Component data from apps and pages
%%
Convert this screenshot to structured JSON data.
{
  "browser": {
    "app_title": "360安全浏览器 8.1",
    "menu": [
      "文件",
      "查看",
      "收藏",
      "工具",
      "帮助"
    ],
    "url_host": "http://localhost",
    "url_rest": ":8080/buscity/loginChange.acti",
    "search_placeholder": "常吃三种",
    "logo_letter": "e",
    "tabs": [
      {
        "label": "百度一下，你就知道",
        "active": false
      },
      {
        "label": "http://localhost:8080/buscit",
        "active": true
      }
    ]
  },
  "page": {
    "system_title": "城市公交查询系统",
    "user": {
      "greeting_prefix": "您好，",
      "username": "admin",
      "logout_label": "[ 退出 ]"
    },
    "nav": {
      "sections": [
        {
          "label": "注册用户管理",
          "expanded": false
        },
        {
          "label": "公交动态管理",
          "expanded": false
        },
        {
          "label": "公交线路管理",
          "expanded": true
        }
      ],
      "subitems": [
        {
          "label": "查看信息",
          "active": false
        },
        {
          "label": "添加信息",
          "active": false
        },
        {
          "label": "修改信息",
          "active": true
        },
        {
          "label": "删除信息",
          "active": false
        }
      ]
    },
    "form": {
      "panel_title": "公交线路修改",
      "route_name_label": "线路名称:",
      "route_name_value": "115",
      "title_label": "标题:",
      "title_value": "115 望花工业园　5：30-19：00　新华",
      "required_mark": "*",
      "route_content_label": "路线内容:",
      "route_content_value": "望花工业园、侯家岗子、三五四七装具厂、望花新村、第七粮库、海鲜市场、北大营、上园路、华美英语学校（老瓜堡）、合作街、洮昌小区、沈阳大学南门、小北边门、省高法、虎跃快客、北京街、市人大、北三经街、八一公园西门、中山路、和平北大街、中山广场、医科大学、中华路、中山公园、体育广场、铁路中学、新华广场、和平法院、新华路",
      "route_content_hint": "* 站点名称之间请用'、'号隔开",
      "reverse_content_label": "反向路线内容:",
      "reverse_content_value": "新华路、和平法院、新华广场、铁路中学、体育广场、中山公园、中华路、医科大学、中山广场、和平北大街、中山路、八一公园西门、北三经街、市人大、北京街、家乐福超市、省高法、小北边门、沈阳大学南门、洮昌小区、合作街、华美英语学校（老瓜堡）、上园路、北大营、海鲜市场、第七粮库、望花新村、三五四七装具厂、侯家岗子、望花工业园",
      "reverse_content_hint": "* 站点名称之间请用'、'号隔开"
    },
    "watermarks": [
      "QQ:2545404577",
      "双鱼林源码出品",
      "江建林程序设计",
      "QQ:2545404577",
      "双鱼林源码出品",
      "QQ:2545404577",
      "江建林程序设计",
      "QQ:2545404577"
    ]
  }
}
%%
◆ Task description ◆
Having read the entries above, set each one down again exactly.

◆ Answer section ◆
Convert this screenshot to structured JSON data.
{
  "browser": {
    "app_title": "360安全浏览器 8.1",
    "menu": [
      "文件",
      "查看",
      "收藏",
      "工具",
      "帮助"
    ],
    "url_host": "http://localhost",
    "url_rest": ":8080/buscity/loginChange.acti",
    "search_placeholder": "常吃三种",
    "logo_letter": "e",
    "tabs": [
      {
        "label": "百度一下，你就知道",
        "active": false
      },
      {
        "label": "http://localhost:8080/buscit",
        "active": true
      }
    ]
  },
  "page": {
    "system_title": "城市公交查询系统",
    "user": {
      "greeting_prefix": "您好，",
      "username": "admin",
      "logout_label": "[ 退出 ]"
    },
    "nav": {
      "sections": [
        {
          "label": "注册用户管理",
          "expanded": false
        },
        {
          "label": "公交动态管理",
          "expanded": false
        },
        {
          "label": "公交线路管理",
          "expanded": true
        }
      ],
      "subitems": [
        {
          "label": "查看信息",
          "active": false
        },
        {
          "label": "添加信息",
          "active": false
        },
        {
          "label": "修改信息",
          "active": true
        },
        {
          "label": "删除信息",
          "active": false
        }
      ]
    },
    "form": {
      "panel_title": "公交线路修改",
      "route_name_label": "线路名称:",
      "route_name_value": "115",
      "title_label": "标题:",
      "title_value": "115 望花工业园　5：30-19：00　新华",
      "required_mark": "*",
      "route_content_label": "路线内容:",
      "route_content_value": "望花工业园、侯家岗子、三五四七装具厂、望花新村、第七粮库、海鲜市场、北大营、上园路、华美英语学校（老瓜堡）、合作街、洮昌小区、沈阳大学南门、小北边门、省高法、虎跃快客、北京街、市人大、北三经街、八一公园西门、中山路、和平北大街、中山广场、医科大学、中华路、中山公园、体育广场、铁路中学、新华广场、和平法院、新华路",
      "route_content_hint": "* 站点名称之间请用'、'号隔开",
      "reverse_content_label": "反向路线内容:",
      "reverse_content_value": "新华路、和平法院、新华广场、铁路中学、体育广场、中山公园、中华路、医科大学、中山广场、和平北大街、中山路、八一公园西门、北三经街、市人大、北京街、家乐福超市、省高法、小北边门、沈阳大学南门、洮昌小区、合作街、华美英语学校（老瓜堡）、上园路、北大营、海鲜市场、第七粮库、望花新村、三五四七装具厂、侯家岗子、望花工业园",
      "reverse_content_hint": "* 站点名称之间请用'、'号隔开"
    },
    "watermarks": [
      "QQ:2545404577",
      "双鱼林源码出品",
      "江建林程序设计",
      "QQ:2545404577",
      "双鱼林源码出品",
      "QQ:2545404577",
      "江建林程序设计",
      "QQ:2545404577"
    ]
  }
}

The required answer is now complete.